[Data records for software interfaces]
◇ ◇ ◇ ◇ ◇ ◇ ◇

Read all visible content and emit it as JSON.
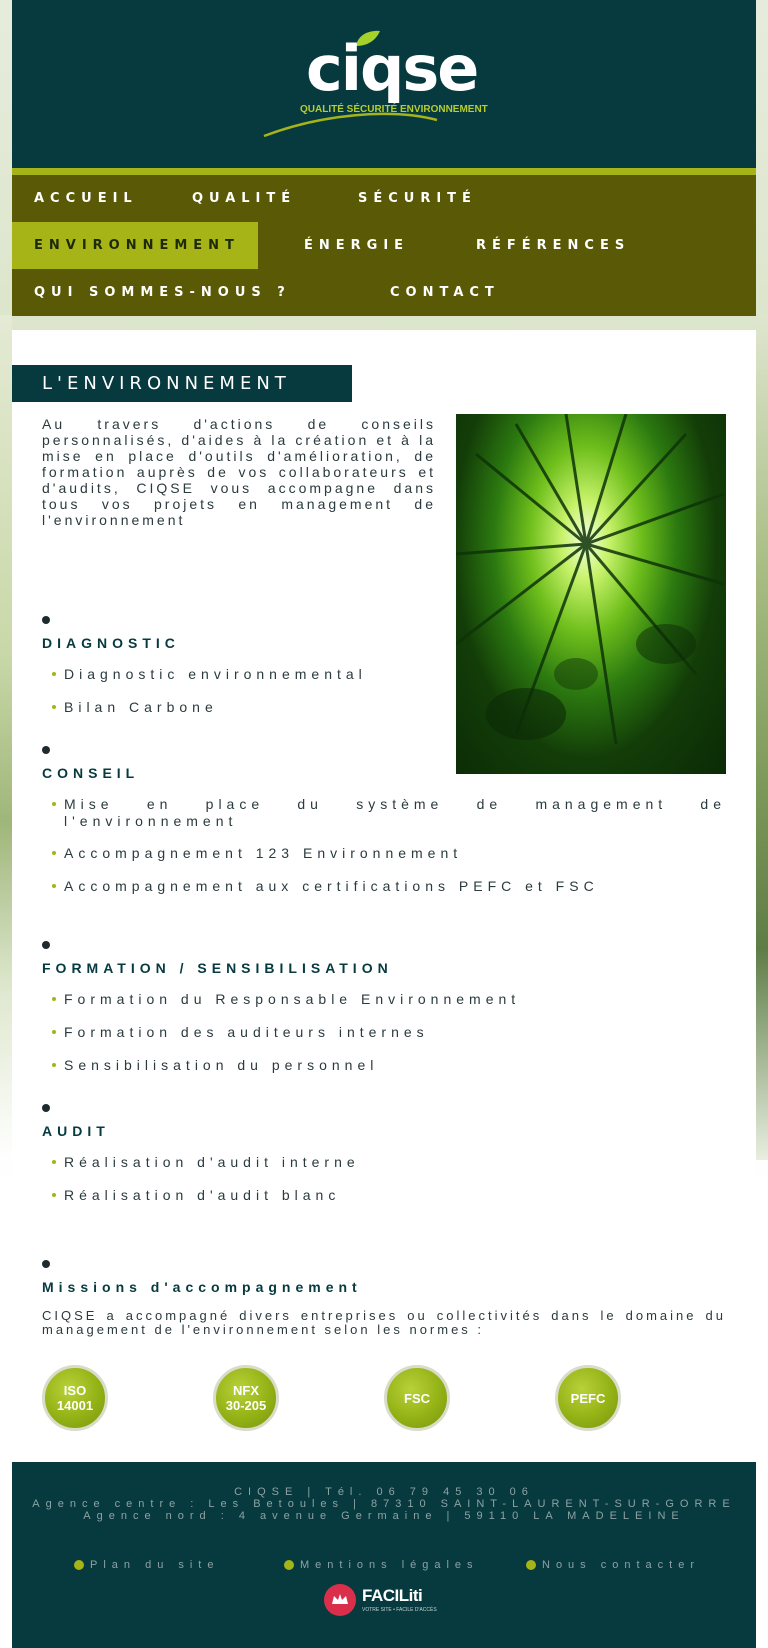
{
  "brand": {
    "name": "ciqse",
    "tagline": "QUALITÉ SÉCURITÉ ENVIRONNEMENT"
  },
  "nav": {
    "accueil": "ACCUEIL",
    "qualite": "QUALITÉ",
    "securite": "SÉCURITÉ",
    "environnement": "ENVIRONNEMENT",
    "energie": "ÉNERGIE",
    "references": "RÉFÉRENCES",
    "qui": "QUI SOMMES-NOUS ?",
    "contact": "CONTACT"
  },
  "page": {
    "title": "L'ENVIRONNEMENT",
    "intro": "Au travers d'actions de conseils personnalisés, d'aides à la création et à la mise en place d'outils d'amélioration, de formation auprès de vos collaborateurs et d'audits, CIQSE vous accompagne dans tous vos projets en management de l'environnement"
  },
  "sections": {
    "diagnostic": {
      "title": "DIAGNOSTIC",
      "items": [
        "Diagnostic environnemental",
        "Bilan Carbone"
      ]
    },
    "conseil": {
      "title": "CONSEIL",
      "items": [
        "Mise en place du système de management de l'environnement",
        "Accompagnement 123 Environnement",
        "Accompagnement aux certifications PEFC et FSC"
      ]
    },
    "formation": {
      "title": "FORMATION / SENSIBILISATION",
      "items": [
        "Formation du Responsable Environnement",
        "Formation des auditeurs internes",
        "Sensibilisation du personnel"
      ]
    },
    "audit": {
      "title": "AUDIT",
      "items": [
        "Réalisation d'audit interne",
        "Réalisation d'audit blanc"
      ]
    },
    "missions": {
      "title": "Missions d'accompagnement",
      "text": "CIQSE a accompagné divers entreprises ou collectivités dans le domaine du management de l'environnement selon les normes :"
    }
  },
  "badges": {
    "iso_1": "ISO",
    "iso_2": "14001",
    "nfx_1": "NFX",
    "nfx_2": "30-205",
    "fsc": "FSC",
    "pefc": "PEFC"
  },
  "footer": {
    "line1": "CIQSE | Tél. 06 79 45 30 06",
    "line2": "Agence centre : Les Betoules | 87310 SAINT-LAURENT-SUR-GORRE",
    "line3": "Agence nord : 4 avenue Germaine | 59110 LA MADELEINE",
    "links": {
      "plan": "Plan du site",
      "mentions": "Mentions légales",
      "contact": "Nous contacter"
    },
    "faciliti": {
      "name": "FACILiti",
      "sub": "VOTRE SITE • FACILE D'ACCÈS"
    }
  },
  "colors": {
    "dark_teal": "#063a3f",
    "olive": "#5a5a06",
    "accent_green": "#a6b417"
  }
}
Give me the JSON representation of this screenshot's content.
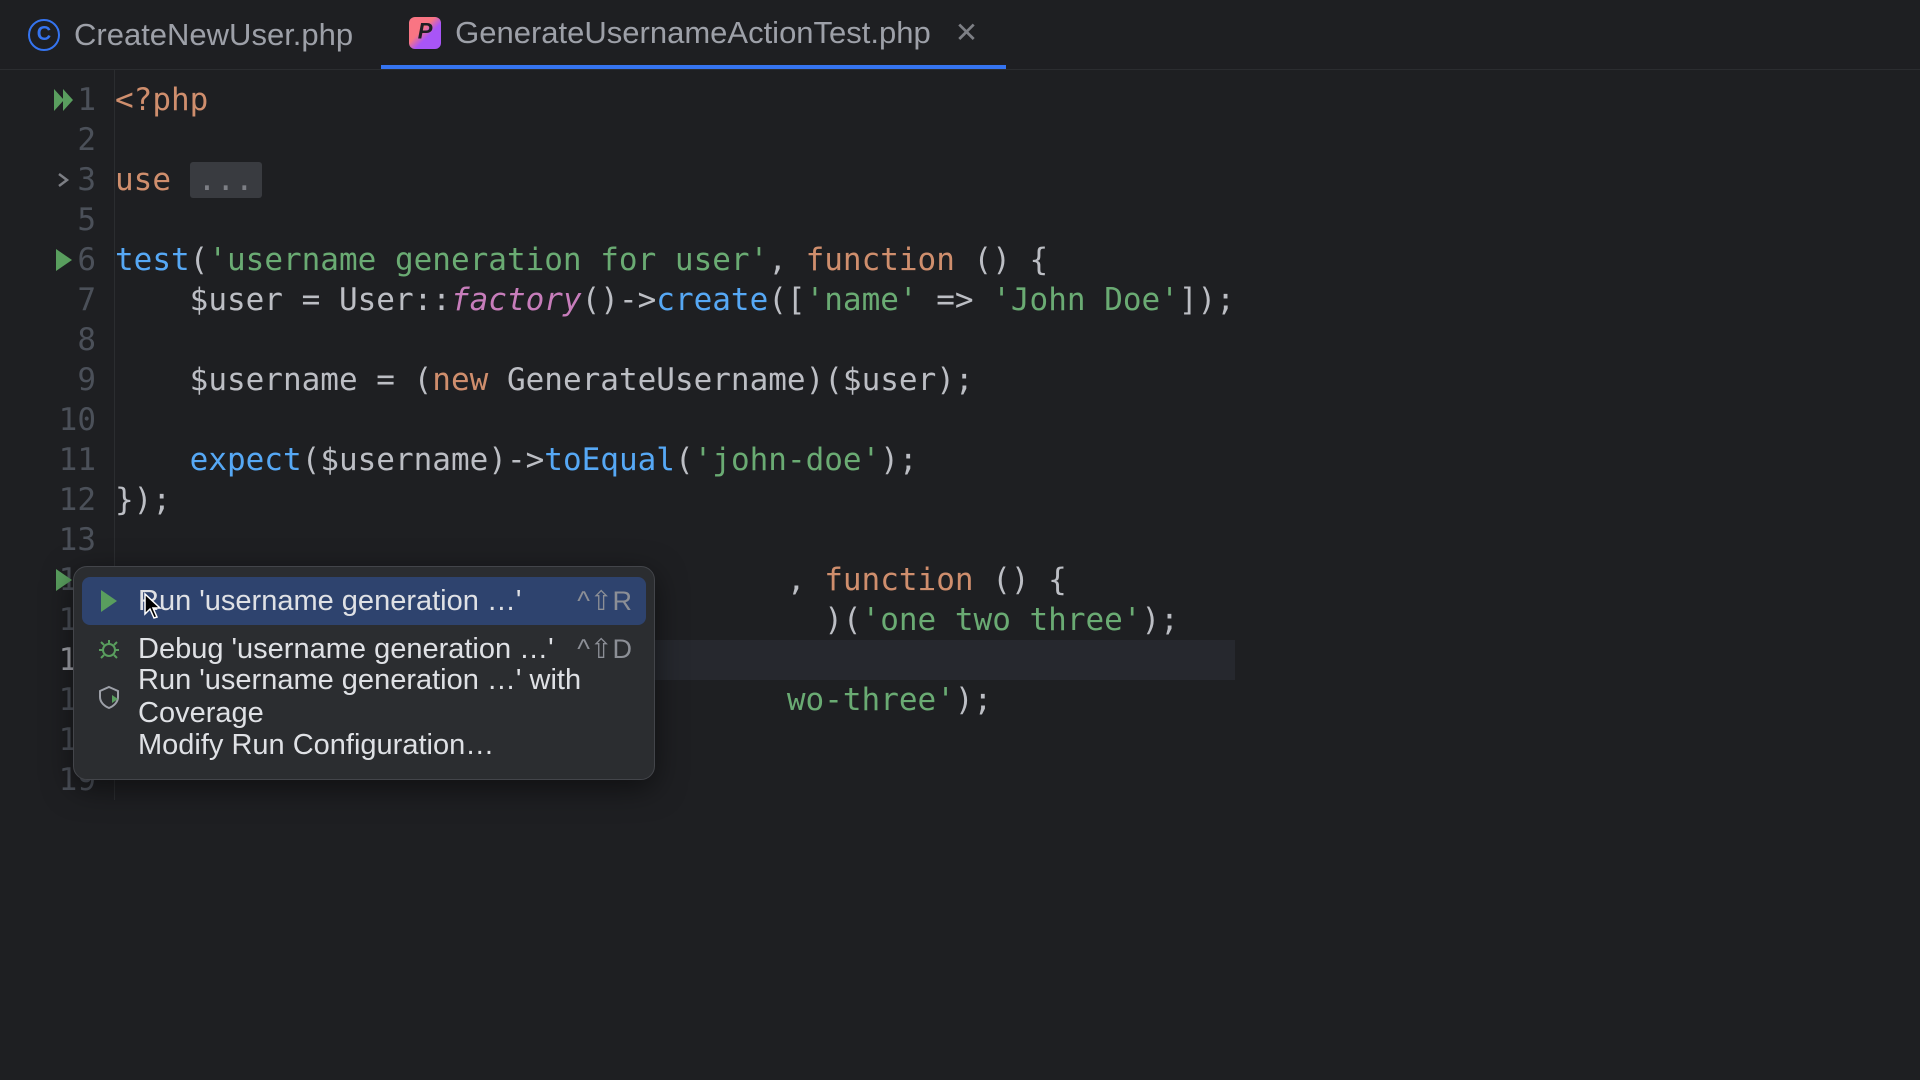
{
  "tabs": [
    {
      "filename": "CreateNewUser.php",
      "icon": "copyright"
    },
    {
      "filename": "GenerateUsernameActionTest.php",
      "icon": "pest",
      "active": true,
      "closable": true
    }
  ],
  "gutter": {
    "line_count": 19,
    "current_line": 16,
    "icons": {
      "1": "double-run",
      "3": "fold",
      "6": "run",
      "14": "run"
    }
  },
  "code": {
    "l1": "<?php",
    "l3_use": "use",
    "l3_fold": "...",
    "l6_test": "test",
    "l6_str": "'username generation for user'",
    "l6_func": "function",
    "l7_var": "$user",
    "l7_class": "User",
    "l7_factory": "factory",
    "l7_create": "create",
    "l7_key": "'name'",
    "l7_val": "'John Doe'",
    "l9_var": "$username",
    "l9_new": "new",
    "l9_class": "GenerateUsername",
    "l9_arg": "$user",
    "l11_expect": "expect",
    "l11_var": "$username",
    "l11_toequal": "toEqual",
    "l11_str": "'john-doe'",
    "l12_end": "});",
    "l14_func": "function",
    "l15_str": "'one two three'",
    "l17_str": "wo-three'"
  },
  "context_menu": {
    "items": [
      {
        "label": "Run 'username generation …'",
        "shortcut": "^⇧R",
        "icon": "play",
        "selected": true
      },
      {
        "label": "Debug 'username generation …'",
        "shortcut": "^⇧D",
        "icon": "bug"
      },
      {
        "label": "Run 'username generation …' with Coverage",
        "icon": "coverage"
      },
      {
        "label": "Modify Run Configuration…",
        "icon": "none"
      }
    ]
  }
}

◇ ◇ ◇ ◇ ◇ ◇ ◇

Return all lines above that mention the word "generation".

    "l6_str": "'username generation for user'",
        "label": "Run 'username generation …'",
        "label": "Debug 'username generation …'",
        "label": "Run 'username generation …' with Coverage",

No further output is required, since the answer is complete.